Apparently some delivery offices have mountains of mail waiting to be delivered, so there is still hope they will turn up.

A very disturbing link wavechange and shows how easy it is to open an account with forged documents. Until more personal ID like a photo taken in a bank/building society, eye scan or fingerprints are required, fraudulent accounts will continue to be used for thieves ill-gotten gains.

I see this article is sixteen years old, but wonder what has changed since it was published, Alfa. I agree that banks should be using the best security systems available. What annoys me most is that banks are providing scammers with accounts and card services.

I have just read Patrick’s post below. Nothing has changed as scammers are still opening bank accounts to handle their fraudulent activities.

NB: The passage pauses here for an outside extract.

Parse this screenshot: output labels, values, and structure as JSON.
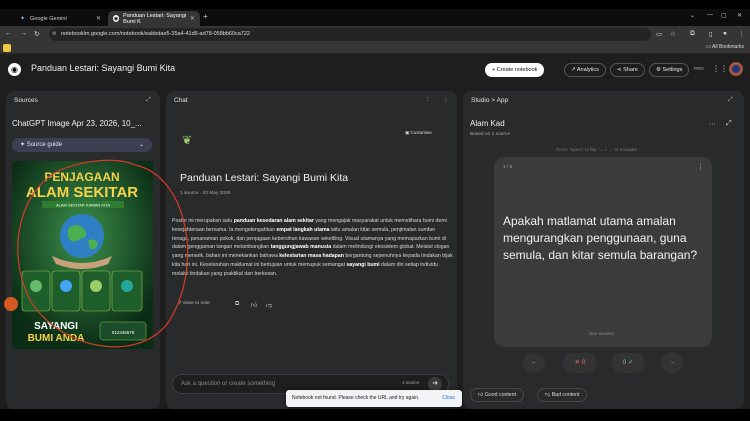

It seems to have been dropped now, but some years ago, I had to open a couple of accounts with a photo that could only be authorised by certain people who charged £5 for the privilege. That would also be easy to fake, so applicants need to turn up in person at banks, etc.

patrick taylor says:
2 January 2021

Malcolm r’s comments on the customer/bank scam problems are well thought out and deserve some serious response.

The British Bankers Association have for many decades marched in lockstop in managing how to be profitable and this is unsurprisingly not always for the benefit of customers but for maximising the money to be made from customers. Hence the various “scams” of loan insurance, unemployment insurance etc. – not forgetting charges and high interest rates.

Do not trust the banks. Or to be more specific the banks that copy the UK model such as the Australians where some of the scandals are eyewatering. Not to mention the US.

I have my banking exams and know banking law. Opening a customers account is possibly the only time that you will be able to evaluate the cutomer and also ask the questions, and see any documentation you feel necessary. That is the concept. It costs because you need intelligent staff and time.

For banks it is easier to reduce it to copying forms, a tick based process, and opening an account for anyone. This has made it a simple process for those who wish to set-up dubious accounts.

Which takes us to malcom r’s suggestions particularly for a profile for a customer where abnormal sums or patterns of payments would be obviously wrong. This particularly easy to spot with numerous credits into an account or very large sums and numerical triggers.

Going back decades banks have been required to be vigilant as to payments into accounts but that gain is a cost and so things like checking the signatures on cheques was widely abandoned. Making them more responsive and responsible needs heavy financial incentives [costs].

In all of the reported large number cases of those housebuying sums going astray can you recall any bank being named, shamed or fined?